** Your instructions **
The records that follow should be retyped word for word.

(Excerpts from an interface dataset)
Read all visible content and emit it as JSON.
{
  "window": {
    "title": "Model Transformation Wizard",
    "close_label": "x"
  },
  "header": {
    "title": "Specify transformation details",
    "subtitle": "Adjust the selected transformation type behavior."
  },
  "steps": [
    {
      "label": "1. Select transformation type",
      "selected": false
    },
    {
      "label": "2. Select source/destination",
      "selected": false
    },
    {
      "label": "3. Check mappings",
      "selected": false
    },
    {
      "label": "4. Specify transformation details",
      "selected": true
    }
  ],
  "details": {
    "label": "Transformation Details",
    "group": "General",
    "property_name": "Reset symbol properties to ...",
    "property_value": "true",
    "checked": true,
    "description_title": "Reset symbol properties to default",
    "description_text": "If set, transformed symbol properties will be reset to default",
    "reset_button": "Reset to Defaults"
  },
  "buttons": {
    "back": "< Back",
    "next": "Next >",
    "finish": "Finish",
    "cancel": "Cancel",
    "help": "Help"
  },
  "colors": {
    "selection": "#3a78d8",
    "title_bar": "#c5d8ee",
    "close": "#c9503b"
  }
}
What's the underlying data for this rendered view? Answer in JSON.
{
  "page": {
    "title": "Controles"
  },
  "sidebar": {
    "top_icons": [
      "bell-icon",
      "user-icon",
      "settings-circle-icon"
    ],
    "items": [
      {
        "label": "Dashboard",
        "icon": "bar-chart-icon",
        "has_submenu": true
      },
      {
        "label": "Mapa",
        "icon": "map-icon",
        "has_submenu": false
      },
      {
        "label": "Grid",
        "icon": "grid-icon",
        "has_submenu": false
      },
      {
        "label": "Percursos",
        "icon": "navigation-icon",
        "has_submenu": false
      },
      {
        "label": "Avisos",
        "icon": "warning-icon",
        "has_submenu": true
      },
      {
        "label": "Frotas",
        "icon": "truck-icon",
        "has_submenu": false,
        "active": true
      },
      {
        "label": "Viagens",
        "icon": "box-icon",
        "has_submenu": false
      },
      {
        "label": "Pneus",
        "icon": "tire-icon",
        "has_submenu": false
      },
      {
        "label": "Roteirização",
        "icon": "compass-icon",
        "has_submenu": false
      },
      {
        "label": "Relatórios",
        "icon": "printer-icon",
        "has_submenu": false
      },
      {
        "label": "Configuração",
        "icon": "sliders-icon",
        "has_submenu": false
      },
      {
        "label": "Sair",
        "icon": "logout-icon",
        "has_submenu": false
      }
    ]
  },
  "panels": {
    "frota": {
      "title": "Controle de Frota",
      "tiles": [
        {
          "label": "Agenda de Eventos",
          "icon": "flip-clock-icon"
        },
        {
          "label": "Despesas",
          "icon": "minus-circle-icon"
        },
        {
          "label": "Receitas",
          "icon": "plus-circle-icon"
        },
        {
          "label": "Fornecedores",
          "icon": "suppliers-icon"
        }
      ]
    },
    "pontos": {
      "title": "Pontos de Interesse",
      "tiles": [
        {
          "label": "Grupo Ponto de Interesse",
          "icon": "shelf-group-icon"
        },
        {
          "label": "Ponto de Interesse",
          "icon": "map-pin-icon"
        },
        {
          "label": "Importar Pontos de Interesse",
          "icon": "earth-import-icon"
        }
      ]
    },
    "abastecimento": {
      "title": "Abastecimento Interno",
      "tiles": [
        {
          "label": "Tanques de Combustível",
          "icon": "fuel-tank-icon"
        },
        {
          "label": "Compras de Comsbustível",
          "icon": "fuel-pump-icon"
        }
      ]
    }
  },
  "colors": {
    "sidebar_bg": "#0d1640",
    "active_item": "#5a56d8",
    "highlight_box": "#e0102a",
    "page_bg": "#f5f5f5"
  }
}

** Exercise solution **
Read all visible content and emit it as JSON.
{
  "window": {
    "title": "Model Transformation Wizard",
    "close_label": "x"
  },
  "header": {
    "title": "Specify transformation details",
    "subtitle": "Adjust the selected transformation type behavior."
  },
  "steps": [
    {
      "label": "1. Select transformation type",
      "selected": false
    },
    {
      "label": "2. Select source/destination",
      "selected": false
    },
    {
      "label": "3. Check mappings",
      "selected": false
    },
    {
      "label": "4. Specify transformation details",
      "selected": true
    }
  ],
  "details": {
    "label": "Transformation Details",
    "group": "General",
    "property_name": "Reset symbol properties to ...",
    "property_value": "true",
    "checked": true,
    "description_title": "Reset symbol properties to default",
    "description_text": "If set, transformed symbol properties will be reset to default",
    "reset_button": "Reset to Defaults"
  },
  "buttons": {
    "back": "< Back",
    "next": "Next >",
    "finish": "Finish",
    "cancel": "Cancel",
    "help": "Help"
  },
  "colors": {
    "selection": "#3a78d8",
    "title_bar": "#c5d8ee",
    "close": "#c9503b"
  }
}
What's the underlying data for this rendered view? Answer in JSON.
{
  "page": {
    "title": "Controles"
  },
  "sidebar": {
    "top_icons": [
      "bell-icon",
      "user-icon",
      "settings-circle-icon"
    ],
    "items": [
      {
        "label": "Dashboard",
        "icon": "bar-chart-icon",
        "has_submenu": true
      },
      {
        "label": "Mapa",
        "icon": "map-icon",
        "has_submenu": false
      },
      {
        "label": "Grid",
        "icon": "grid-icon",
        "has_submenu": false
      },
      {
        "label": "Percursos",
        "icon": "navigation-icon",
        "has_submenu": false
      },
      {
        "label": "Avisos",
        "icon": "warning-icon",
        "has_submenu": true
      },
      {
        "label": "Frotas",
        "icon": "truck-icon",
        "has_submenu": false,
        "active": true
      },
      {
        "label": "Viagens",
        "icon": "box-icon",
        "has_submenu": false
      },
      {
        "label": "Pneus",
        "icon": "tire-icon",
        "has_submenu": false
      },
      {
        "label": "Roteirização",
        "icon": "compass-icon",
        "has_submenu": false
      },
      {
        "label": "Relatórios",
        "icon": "printer-icon",
        "has_submenu": false
      },
      {
        "label": "Configuração",
        "icon": "sliders-icon",
        "has_submenu": false
      },
      {
        "label": "Sair",
        "icon": "logout-icon",
        "has_submenu": false
      }
    ]
  },
  "panels": {
    "frota": {
      "title": "Controle de Frota",
      "tiles": [
        {
          "label": "Agenda de Eventos",
          "icon": "flip-clock-icon"
        },
        {
          "label": "Despesas",
          "icon": "minus-circle-icon"
        },
        {
          "label": "Receitas",
          "icon": "plus-circle-icon"
        },
        {
          "label": "Fornecedores",
          "icon": "suppliers-icon"
        }
      ]
    },
    "pontos": {
      "title": "Pontos de Interesse",
      "tiles": [
        {
          "label": "Grupo Ponto de Interesse",
          "icon": "shelf-group-icon"
        },
        {
          "label": "Ponto de Interesse",
          "icon": "map-pin-icon"
        },
        {
          "label": "Importar Pontos de Interesse",
          "icon": "earth-import-icon"
        }
      ]
    },
    "abastecimento": {
      "title": "Abastecimento Interno",
      "tiles": [
        {
          "label": "Tanques de Combustível",
          "icon": "fuel-tank-icon"
        },
        {
          "label": "Compras de Comsbustível",
          "icon": "fuel-pump-icon"
        }
      ]
    }
  },
  "colors": {
    "sidebar_bg": "#0d1640",
    "active_item": "#5a56d8",
    "highlight_box": "#e0102a",
    "page_bg": "#f5f5f5"
  }
}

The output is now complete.